TASK DATA:
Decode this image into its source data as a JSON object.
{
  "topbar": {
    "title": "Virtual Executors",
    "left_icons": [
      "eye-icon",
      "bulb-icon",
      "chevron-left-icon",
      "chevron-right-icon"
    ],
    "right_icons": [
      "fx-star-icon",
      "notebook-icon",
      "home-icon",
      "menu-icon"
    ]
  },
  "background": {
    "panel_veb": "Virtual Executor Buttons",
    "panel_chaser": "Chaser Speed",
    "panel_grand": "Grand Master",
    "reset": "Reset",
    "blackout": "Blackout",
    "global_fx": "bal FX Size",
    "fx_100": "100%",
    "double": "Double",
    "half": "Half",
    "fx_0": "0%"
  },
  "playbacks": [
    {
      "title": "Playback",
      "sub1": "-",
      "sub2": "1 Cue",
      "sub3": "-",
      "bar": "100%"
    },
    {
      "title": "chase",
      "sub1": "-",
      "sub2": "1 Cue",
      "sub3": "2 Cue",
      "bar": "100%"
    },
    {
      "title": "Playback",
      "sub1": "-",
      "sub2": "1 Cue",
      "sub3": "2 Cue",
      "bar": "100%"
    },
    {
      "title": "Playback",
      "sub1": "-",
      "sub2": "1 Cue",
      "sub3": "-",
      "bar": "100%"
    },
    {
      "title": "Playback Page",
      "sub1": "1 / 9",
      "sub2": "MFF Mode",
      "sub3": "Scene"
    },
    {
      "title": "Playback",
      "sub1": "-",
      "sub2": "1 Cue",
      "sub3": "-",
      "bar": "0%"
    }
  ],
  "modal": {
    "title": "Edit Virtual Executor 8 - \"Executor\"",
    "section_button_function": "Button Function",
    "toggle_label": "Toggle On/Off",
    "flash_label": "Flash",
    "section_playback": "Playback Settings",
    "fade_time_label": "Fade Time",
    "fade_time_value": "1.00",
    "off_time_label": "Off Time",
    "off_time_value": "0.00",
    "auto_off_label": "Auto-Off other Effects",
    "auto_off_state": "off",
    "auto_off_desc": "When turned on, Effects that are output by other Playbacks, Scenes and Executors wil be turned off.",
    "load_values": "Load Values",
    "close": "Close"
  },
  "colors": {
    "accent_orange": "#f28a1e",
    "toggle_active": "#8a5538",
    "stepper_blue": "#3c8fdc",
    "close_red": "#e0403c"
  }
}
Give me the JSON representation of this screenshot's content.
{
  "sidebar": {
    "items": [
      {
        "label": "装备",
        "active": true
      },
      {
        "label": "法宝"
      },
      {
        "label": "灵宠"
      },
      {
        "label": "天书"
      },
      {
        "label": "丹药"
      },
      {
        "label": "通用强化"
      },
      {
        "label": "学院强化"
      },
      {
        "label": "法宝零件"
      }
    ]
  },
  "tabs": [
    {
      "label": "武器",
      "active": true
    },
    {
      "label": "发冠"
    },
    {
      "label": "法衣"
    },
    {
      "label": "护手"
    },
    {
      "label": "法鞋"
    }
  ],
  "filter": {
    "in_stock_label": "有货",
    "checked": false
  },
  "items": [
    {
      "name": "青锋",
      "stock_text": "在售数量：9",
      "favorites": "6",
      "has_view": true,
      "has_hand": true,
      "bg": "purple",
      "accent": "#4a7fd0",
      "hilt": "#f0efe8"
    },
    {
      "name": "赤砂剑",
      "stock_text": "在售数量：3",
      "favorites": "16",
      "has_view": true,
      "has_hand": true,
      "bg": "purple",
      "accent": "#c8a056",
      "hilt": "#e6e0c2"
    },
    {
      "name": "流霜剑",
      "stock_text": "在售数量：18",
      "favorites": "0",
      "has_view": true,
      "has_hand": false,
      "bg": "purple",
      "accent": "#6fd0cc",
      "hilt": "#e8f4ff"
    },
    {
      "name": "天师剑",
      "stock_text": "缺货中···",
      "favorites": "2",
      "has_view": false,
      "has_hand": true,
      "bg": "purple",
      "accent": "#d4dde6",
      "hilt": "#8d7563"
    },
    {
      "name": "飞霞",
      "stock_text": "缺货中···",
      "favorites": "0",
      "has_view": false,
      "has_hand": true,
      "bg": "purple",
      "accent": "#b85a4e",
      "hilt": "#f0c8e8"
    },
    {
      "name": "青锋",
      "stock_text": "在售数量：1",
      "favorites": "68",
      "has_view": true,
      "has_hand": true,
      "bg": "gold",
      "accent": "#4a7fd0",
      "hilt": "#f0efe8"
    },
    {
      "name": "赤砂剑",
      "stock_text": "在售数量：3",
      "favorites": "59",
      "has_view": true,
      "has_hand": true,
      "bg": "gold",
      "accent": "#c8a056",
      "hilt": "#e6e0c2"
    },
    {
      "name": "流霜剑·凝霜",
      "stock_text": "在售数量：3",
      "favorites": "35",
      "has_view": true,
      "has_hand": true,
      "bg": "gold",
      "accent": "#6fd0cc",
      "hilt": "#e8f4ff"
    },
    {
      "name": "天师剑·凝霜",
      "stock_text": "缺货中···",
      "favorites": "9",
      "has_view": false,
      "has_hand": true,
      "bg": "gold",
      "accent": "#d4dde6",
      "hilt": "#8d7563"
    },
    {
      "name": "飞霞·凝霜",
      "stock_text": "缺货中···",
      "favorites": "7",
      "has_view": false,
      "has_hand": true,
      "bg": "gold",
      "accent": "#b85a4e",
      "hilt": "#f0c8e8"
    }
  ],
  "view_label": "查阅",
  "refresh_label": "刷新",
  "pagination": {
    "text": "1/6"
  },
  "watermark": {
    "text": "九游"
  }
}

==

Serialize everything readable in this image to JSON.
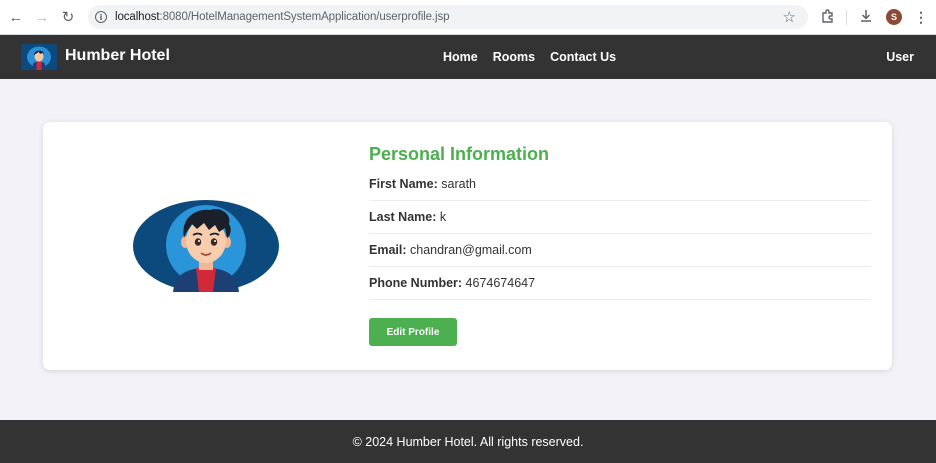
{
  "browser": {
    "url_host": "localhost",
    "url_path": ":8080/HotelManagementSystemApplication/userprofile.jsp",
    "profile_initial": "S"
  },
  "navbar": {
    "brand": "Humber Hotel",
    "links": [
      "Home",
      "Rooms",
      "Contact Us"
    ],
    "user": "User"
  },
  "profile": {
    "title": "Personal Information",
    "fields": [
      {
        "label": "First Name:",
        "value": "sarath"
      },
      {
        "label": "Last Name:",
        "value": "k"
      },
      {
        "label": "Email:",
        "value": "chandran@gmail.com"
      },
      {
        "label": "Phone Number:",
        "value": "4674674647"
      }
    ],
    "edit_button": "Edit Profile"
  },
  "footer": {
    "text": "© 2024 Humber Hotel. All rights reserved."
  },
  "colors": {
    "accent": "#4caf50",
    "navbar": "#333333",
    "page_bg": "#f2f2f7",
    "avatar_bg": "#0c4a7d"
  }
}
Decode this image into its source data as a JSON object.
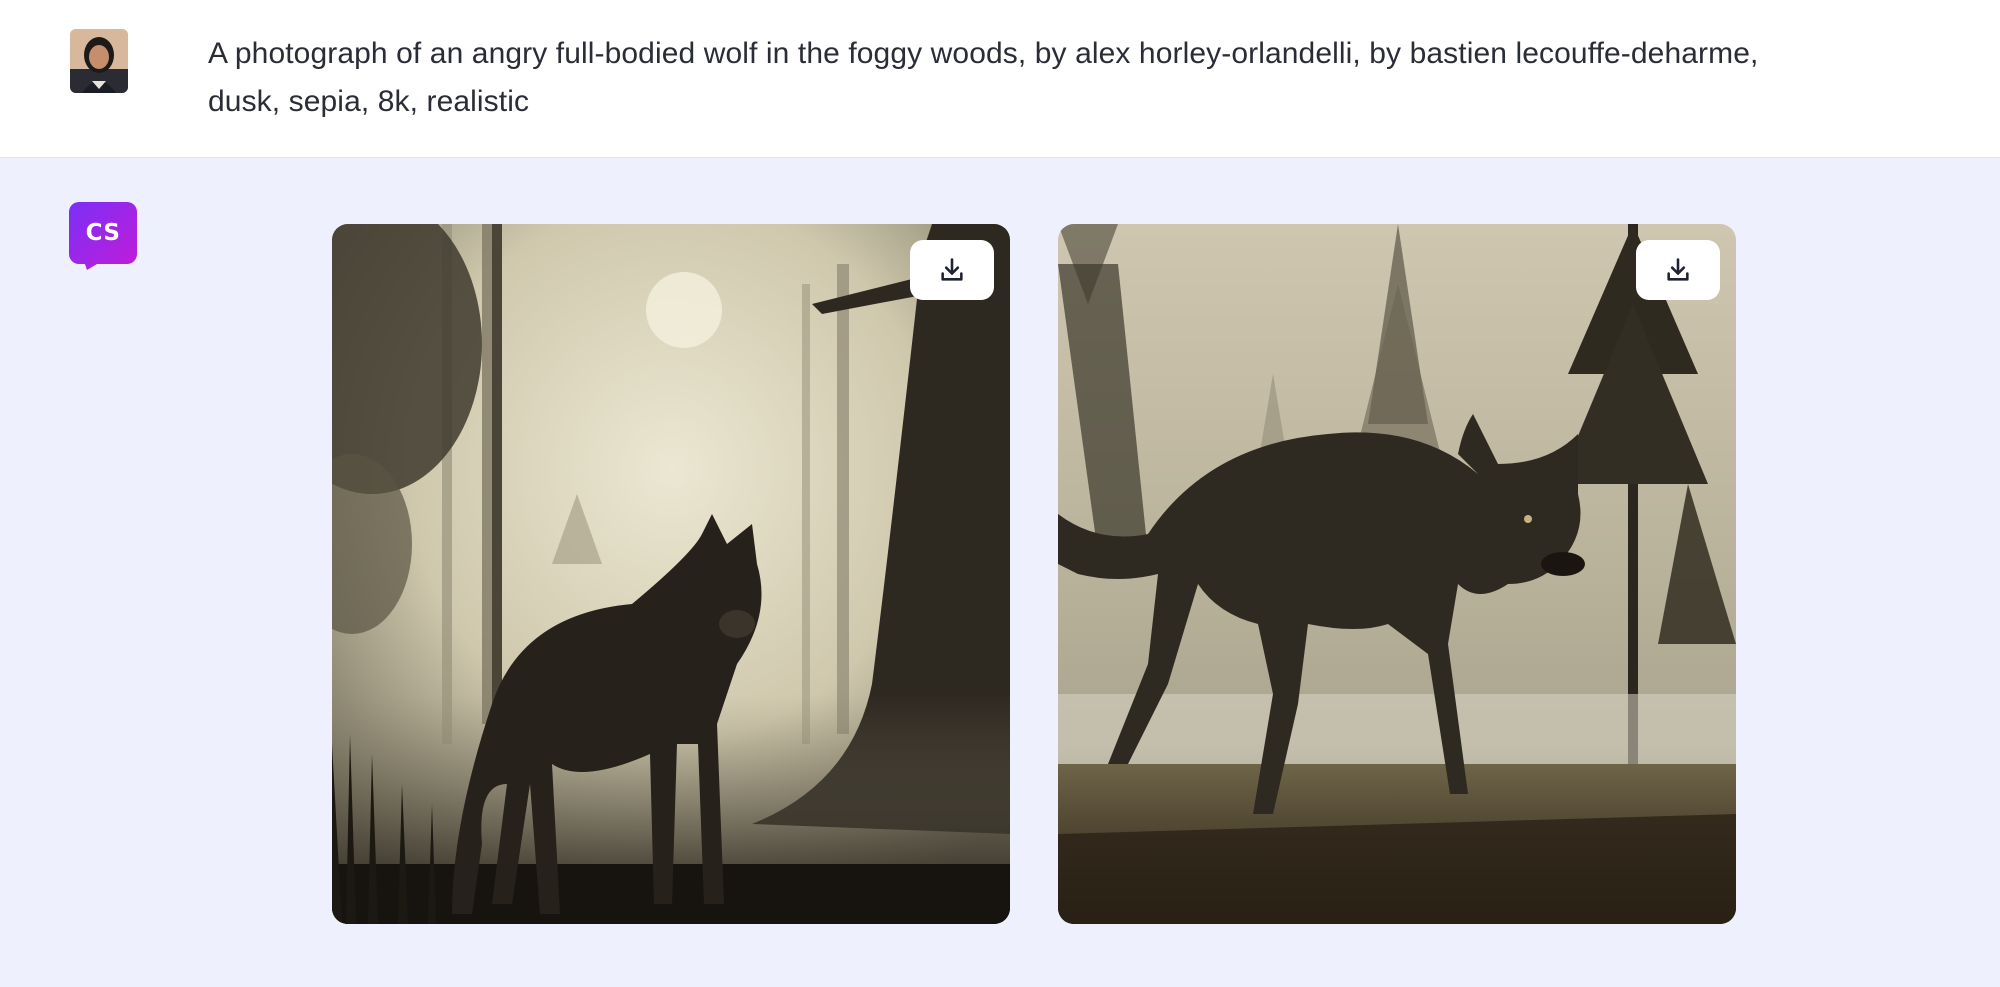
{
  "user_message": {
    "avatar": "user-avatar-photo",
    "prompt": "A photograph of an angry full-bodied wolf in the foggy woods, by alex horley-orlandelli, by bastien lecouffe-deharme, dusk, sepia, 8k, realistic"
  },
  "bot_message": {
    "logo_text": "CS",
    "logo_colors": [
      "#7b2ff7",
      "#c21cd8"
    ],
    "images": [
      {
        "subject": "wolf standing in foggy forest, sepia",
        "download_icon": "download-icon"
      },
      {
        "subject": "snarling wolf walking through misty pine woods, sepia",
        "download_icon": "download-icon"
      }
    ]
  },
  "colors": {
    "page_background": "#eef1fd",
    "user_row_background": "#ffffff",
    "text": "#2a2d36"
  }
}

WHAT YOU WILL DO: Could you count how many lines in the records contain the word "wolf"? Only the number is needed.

OUTPUT BELOW: 3